Awagami Factory is located in the heart of Tokushima, Japan and has been producing high quality papers since the 18th century. Awagami is known for their washi papers which are 100% crafted & produced by the Fujimori family.
The craft and knowledge that has been passed throughout the different generations, which allows them to focus on the high quality of the unique washi paper made from natural fibers: Kozo, Bamboo, Mitsumata, Gampi and Hemp making papers for Fine Art, Inkjet Printing, Crafts, Interior Design and Art Conservation.
Paper has played a significant role in Japanese culture for well over 1000 years. Its intrinsic qualities of warmth, resilience and durability have seen it used in the manufacture of the widest imaginable range of products for both daily living, ritual and the arts.

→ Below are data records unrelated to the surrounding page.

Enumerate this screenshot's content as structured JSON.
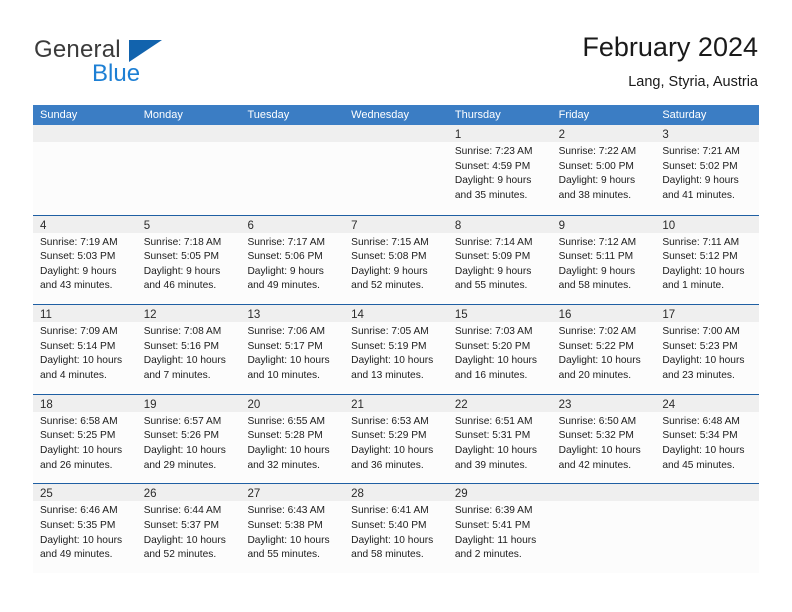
{
  "brand": {
    "word_one": "General",
    "word_two": "Blue",
    "flag_icon": "blue-triangle-flag"
  },
  "header": {
    "title": "February 2024",
    "subtitle": "Lang, Styria, Austria"
  },
  "colors": {
    "header_blue": "#3b7dc4",
    "grid_line_blue": "#1f5fa3",
    "brand_blue": "#1d7fd4",
    "day_strip_gray": "#efefef"
  },
  "calendar": {
    "day_headers": [
      "Sunday",
      "Monday",
      "Tuesday",
      "Wednesday",
      "Thursday",
      "Friday",
      "Saturday"
    ],
    "weeks": [
      [
        {
          "empty": true
        },
        {
          "empty": true
        },
        {
          "empty": true
        },
        {
          "empty": true
        },
        {
          "day": "1",
          "sunrise": "Sunrise: 7:23 AM",
          "sunset": "Sunset: 4:59 PM",
          "daylight_1": "Daylight: 9 hours",
          "daylight_2": "and 35 minutes."
        },
        {
          "day": "2",
          "sunrise": "Sunrise: 7:22 AM",
          "sunset": "Sunset: 5:00 PM",
          "daylight_1": "Daylight: 9 hours",
          "daylight_2": "and 38 minutes."
        },
        {
          "day": "3",
          "sunrise": "Sunrise: 7:21 AM",
          "sunset": "Sunset: 5:02 PM",
          "daylight_1": "Daylight: 9 hours",
          "daylight_2": "and 41 minutes."
        }
      ],
      [
        {
          "day": "4",
          "sunrise": "Sunrise: 7:19 AM",
          "sunset": "Sunset: 5:03 PM",
          "daylight_1": "Daylight: 9 hours",
          "daylight_2": "and 43 minutes."
        },
        {
          "day": "5",
          "sunrise": "Sunrise: 7:18 AM",
          "sunset": "Sunset: 5:05 PM",
          "daylight_1": "Daylight: 9 hours",
          "daylight_2": "and 46 minutes."
        },
        {
          "day": "6",
          "sunrise": "Sunrise: 7:17 AM",
          "sunset": "Sunset: 5:06 PM",
          "daylight_1": "Daylight: 9 hours",
          "daylight_2": "and 49 minutes."
        },
        {
          "day": "7",
          "sunrise": "Sunrise: 7:15 AM",
          "sunset": "Sunset: 5:08 PM",
          "daylight_1": "Daylight: 9 hours",
          "daylight_2": "and 52 minutes."
        },
        {
          "day": "8",
          "sunrise": "Sunrise: 7:14 AM",
          "sunset": "Sunset: 5:09 PM",
          "daylight_1": "Daylight: 9 hours",
          "daylight_2": "and 55 minutes."
        },
        {
          "day": "9",
          "sunrise": "Sunrise: 7:12 AM",
          "sunset": "Sunset: 5:11 PM",
          "daylight_1": "Daylight: 9 hours",
          "daylight_2": "and 58 minutes."
        },
        {
          "day": "10",
          "sunrise": "Sunrise: 7:11 AM",
          "sunset": "Sunset: 5:12 PM",
          "daylight_1": "Daylight: 10 hours",
          "daylight_2": "and 1 minute."
        }
      ],
      [
        {
          "day": "11",
          "sunrise": "Sunrise: 7:09 AM",
          "sunset": "Sunset: 5:14 PM",
          "daylight_1": "Daylight: 10 hours",
          "daylight_2": "and 4 minutes."
        },
        {
          "day": "12",
          "sunrise": "Sunrise: 7:08 AM",
          "sunset": "Sunset: 5:16 PM",
          "daylight_1": "Daylight: 10 hours",
          "daylight_2": "and 7 minutes."
        },
        {
          "day": "13",
          "sunrise": "Sunrise: 7:06 AM",
          "sunset": "Sunset: 5:17 PM",
          "daylight_1": "Daylight: 10 hours",
          "daylight_2": "and 10 minutes."
        },
        {
          "day": "14",
          "sunrise": "Sunrise: 7:05 AM",
          "sunset": "Sunset: 5:19 PM",
          "daylight_1": "Daylight: 10 hours",
          "daylight_2": "and 13 minutes."
        },
        {
          "day": "15",
          "sunrise": "Sunrise: 7:03 AM",
          "sunset": "Sunset: 5:20 PM",
          "daylight_1": "Daylight: 10 hours",
          "daylight_2": "and 16 minutes."
        },
        {
          "day": "16",
          "sunrise": "Sunrise: 7:02 AM",
          "sunset": "Sunset: 5:22 PM",
          "daylight_1": "Daylight: 10 hours",
          "daylight_2": "and 20 minutes."
        },
        {
          "day": "17",
          "sunrise": "Sunrise: 7:00 AM",
          "sunset": "Sunset: 5:23 PM",
          "daylight_1": "Daylight: 10 hours",
          "daylight_2": "and 23 minutes."
        }
      ],
      [
        {
          "day": "18",
          "sunrise": "Sunrise: 6:58 AM",
          "sunset": "Sunset: 5:25 PM",
          "daylight_1": "Daylight: 10 hours",
          "daylight_2": "and 26 minutes."
        },
        {
          "day": "19",
          "sunrise": "Sunrise: 6:57 AM",
          "sunset": "Sunset: 5:26 PM",
          "daylight_1": "Daylight: 10 hours",
          "daylight_2": "and 29 minutes."
        },
        {
          "day": "20",
          "sunrise": "Sunrise: 6:55 AM",
          "sunset": "Sunset: 5:28 PM",
          "daylight_1": "Daylight: 10 hours",
          "daylight_2": "and 32 minutes."
        },
        {
          "day": "21",
          "sunrise": "Sunrise: 6:53 AM",
          "sunset": "Sunset: 5:29 PM",
          "daylight_1": "Daylight: 10 hours",
          "daylight_2": "and 36 minutes."
        },
        {
          "day": "22",
          "sunrise": "Sunrise: 6:51 AM",
          "sunset": "Sunset: 5:31 PM",
          "daylight_1": "Daylight: 10 hours",
          "daylight_2": "and 39 minutes."
        },
        {
          "day": "23",
          "sunrise": "Sunrise: 6:50 AM",
          "sunset": "Sunset: 5:32 PM",
          "daylight_1": "Daylight: 10 hours",
          "daylight_2": "and 42 minutes."
        },
        {
          "day": "24",
          "sunrise": "Sunrise: 6:48 AM",
          "sunset": "Sunset: 5:34 PM",
          "daylight_1": "Daylight: 10 hours",
          "daylight_2": "and 45 minutes."
        }
      ],
      [
        {
          "day": "25",
          "sunrise": "Sunrise: 6:46 AM",
          "sunset": "Sunset: 5:35 PM",
          "daylight_1": "Daylight: 10 hours",
          "daylight_2": "and 49 minutes."
        },
        {
          "day": "26",
          "sunrise": "Sunrise: 6:44 AM",
          "sunset": "Sunset: 5:37 PM",
          "daylight_1": "Daylight: 10 hours",
          "daylight_2": "and 52 minutes."
        },
        {
          "day": "27",
          "sunrise": "Sunrise: 6:43 AM",
          "sunset": "Sunset: 5:38 PM",
          "daylight_1": "Daylight: 10 hours",
          "daylight_2": "and 55 minutes."
        },
        {
          "day": "28",
          "sunrise": "Sunrise: 6:41 AM",
          "sunset": "Sunset: 5:40 PM",
          "daylight_1": "Daylight: 10 hours",
          "daylight_2": "and 58 minutes."
        },
        {
          "day": "29",
          "sunrise": "Sunrise: 6:39 AM",
          "sunset": "Sunset: 5:41 PM",
          "daylight_1": "Daylight: 11 hours",
          "daylight_2": "and 2 minutes."
        },
        {
          "empty": true
        },
        {
          "empty": true
        }
      ]
    ]
  }
}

Traditional Japanese woodblock printing or moku hanga has for centuries utilised paper made from the inner bark of the paper mulberry tree; kozo. Kozo fibres are long and will create very strong and absorbent paper even when made thin and if dampened. Gampi has long silky fibres that can create a thin, translucent and smooth tissue like paper. There is some historical speculation that early papermakers in Japan observed that Gampi fibres were giving off a viscous, mucous like substance that significantly impeded the draining of water from the paper mould. This slowing down of the draining allowed for the fibres to be agitated and intermingled for longer and evened out the thickness of the pulp layer. The substance also appeared to contribute to the sheet formation process and was later discovered to be hydrogen bonding, a process that occurs in all papermaking, causing fibres to adhere to one another during the drying out process.
Gampi was not a cultivated crop so over the centuries papermakers found other sources of this substance now widely referred to as Neri. When papers are made using the longest of fibres, Kozo, in combination with the neri it is possible to achieve papers that are thin and transluscent whilst retaining extraordinary strength. This is what gives Japanese 'washi' its distinct characteristics and sets it apart from western 'yoshi' papers